Data excerpts:
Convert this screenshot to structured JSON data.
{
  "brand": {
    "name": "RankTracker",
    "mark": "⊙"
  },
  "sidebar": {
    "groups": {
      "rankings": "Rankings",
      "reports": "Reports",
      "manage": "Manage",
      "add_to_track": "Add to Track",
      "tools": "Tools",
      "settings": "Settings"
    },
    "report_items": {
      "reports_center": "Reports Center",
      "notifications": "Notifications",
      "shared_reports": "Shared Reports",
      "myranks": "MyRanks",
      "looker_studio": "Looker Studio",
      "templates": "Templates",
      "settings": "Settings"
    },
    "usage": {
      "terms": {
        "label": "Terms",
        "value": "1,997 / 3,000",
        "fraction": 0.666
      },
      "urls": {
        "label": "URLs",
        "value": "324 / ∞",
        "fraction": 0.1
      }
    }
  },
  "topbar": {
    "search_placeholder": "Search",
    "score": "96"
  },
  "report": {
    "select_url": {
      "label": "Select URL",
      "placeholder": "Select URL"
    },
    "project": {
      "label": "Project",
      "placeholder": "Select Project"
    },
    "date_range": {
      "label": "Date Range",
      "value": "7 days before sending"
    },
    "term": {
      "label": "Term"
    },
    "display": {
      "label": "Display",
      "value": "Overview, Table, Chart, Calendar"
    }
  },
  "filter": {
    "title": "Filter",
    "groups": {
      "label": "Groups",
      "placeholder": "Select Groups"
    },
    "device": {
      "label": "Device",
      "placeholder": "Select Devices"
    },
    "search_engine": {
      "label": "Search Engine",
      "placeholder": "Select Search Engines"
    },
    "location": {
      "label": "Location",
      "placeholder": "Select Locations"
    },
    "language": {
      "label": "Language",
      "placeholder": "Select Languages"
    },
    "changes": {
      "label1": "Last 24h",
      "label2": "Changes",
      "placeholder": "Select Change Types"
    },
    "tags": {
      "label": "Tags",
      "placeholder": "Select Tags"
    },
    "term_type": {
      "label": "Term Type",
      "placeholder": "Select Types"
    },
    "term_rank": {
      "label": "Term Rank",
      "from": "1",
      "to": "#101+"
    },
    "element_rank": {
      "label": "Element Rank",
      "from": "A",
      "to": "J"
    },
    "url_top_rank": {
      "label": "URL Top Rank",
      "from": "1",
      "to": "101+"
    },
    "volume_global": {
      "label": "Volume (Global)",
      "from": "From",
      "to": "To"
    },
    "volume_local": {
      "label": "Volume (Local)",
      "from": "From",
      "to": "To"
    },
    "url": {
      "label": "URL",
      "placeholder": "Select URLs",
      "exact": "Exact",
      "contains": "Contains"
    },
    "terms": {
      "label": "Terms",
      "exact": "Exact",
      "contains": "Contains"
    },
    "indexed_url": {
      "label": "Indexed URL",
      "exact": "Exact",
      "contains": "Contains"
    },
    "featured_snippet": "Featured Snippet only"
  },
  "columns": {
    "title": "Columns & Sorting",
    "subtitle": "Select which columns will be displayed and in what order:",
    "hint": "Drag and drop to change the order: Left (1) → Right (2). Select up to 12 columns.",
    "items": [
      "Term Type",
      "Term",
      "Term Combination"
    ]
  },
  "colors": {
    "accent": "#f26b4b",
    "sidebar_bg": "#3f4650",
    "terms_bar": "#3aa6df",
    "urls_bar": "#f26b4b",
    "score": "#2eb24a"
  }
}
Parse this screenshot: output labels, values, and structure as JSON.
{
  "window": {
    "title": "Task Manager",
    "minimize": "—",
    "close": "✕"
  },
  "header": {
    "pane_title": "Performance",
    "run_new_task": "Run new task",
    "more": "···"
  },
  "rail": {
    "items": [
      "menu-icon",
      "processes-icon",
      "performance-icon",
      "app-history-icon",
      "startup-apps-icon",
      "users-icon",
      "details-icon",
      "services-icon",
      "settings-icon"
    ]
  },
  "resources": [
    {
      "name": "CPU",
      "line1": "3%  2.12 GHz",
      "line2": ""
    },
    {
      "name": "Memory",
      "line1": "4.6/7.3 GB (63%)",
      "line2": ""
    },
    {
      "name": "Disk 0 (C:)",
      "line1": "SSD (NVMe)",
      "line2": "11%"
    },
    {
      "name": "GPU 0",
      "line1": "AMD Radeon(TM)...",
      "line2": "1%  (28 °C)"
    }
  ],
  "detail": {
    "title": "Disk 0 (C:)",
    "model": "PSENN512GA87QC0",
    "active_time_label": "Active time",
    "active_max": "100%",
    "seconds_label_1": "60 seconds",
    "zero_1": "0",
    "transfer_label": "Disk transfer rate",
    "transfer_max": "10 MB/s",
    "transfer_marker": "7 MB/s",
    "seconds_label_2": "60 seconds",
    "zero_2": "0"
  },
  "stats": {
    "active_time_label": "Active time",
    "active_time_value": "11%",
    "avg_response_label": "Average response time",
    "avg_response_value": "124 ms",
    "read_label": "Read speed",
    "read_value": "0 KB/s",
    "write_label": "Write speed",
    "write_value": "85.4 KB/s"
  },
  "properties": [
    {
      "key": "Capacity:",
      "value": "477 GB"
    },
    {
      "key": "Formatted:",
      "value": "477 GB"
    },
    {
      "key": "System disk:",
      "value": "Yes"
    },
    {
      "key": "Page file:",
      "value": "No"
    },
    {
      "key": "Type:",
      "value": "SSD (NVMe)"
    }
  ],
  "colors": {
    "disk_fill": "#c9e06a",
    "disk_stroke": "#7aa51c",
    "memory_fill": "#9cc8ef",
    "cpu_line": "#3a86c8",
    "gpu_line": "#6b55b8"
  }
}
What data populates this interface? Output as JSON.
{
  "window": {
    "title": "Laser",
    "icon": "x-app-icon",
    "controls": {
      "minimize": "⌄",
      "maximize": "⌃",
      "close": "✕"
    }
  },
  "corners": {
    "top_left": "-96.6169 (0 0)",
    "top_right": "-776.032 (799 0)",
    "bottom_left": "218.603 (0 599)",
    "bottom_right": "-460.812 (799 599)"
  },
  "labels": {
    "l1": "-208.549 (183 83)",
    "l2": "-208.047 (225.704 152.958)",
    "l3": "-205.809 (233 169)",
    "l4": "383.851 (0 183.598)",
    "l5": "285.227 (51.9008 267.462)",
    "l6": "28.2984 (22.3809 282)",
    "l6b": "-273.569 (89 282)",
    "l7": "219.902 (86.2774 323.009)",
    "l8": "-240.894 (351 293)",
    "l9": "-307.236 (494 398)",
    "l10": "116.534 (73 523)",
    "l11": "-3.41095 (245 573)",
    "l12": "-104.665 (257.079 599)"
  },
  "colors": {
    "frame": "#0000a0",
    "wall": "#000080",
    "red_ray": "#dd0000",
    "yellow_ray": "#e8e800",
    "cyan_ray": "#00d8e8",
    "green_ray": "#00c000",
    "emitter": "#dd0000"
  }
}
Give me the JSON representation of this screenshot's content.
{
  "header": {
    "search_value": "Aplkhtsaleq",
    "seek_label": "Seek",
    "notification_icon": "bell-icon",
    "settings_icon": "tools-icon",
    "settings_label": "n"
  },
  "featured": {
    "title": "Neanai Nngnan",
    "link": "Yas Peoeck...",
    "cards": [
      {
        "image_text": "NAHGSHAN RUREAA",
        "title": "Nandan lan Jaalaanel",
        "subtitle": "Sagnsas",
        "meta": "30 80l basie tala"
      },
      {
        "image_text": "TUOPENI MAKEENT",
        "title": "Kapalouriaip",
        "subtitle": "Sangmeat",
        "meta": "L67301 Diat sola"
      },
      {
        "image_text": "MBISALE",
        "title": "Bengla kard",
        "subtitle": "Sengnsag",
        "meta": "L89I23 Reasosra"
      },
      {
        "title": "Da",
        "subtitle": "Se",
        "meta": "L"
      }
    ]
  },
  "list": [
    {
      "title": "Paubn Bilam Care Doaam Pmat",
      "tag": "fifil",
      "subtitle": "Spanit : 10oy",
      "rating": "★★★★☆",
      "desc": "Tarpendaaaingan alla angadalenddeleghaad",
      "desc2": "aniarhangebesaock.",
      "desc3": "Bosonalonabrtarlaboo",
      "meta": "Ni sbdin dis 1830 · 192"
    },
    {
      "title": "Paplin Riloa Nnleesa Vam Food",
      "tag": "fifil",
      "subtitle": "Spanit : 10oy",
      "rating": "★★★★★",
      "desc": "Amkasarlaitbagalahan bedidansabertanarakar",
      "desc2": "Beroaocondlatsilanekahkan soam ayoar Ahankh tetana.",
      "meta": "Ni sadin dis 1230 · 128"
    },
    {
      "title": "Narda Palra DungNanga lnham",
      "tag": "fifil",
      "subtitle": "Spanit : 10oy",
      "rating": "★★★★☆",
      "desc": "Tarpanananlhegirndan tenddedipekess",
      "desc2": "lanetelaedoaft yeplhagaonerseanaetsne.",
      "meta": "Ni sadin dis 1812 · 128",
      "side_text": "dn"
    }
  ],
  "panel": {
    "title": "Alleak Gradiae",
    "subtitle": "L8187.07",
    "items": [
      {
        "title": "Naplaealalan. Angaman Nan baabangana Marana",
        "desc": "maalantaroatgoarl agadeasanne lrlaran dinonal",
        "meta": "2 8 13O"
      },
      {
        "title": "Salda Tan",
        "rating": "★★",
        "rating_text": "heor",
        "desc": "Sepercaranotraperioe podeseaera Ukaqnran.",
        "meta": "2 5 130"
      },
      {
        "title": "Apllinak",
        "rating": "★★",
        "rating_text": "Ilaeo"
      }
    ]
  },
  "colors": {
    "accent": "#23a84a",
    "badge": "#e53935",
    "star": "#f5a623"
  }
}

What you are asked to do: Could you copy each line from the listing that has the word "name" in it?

Result for this task:
    "name": "RankTracker",
      "name": "CPU",
      "name": "Memory",
      "name": "Disk 0 (C:)",
      "name": "GPU 0",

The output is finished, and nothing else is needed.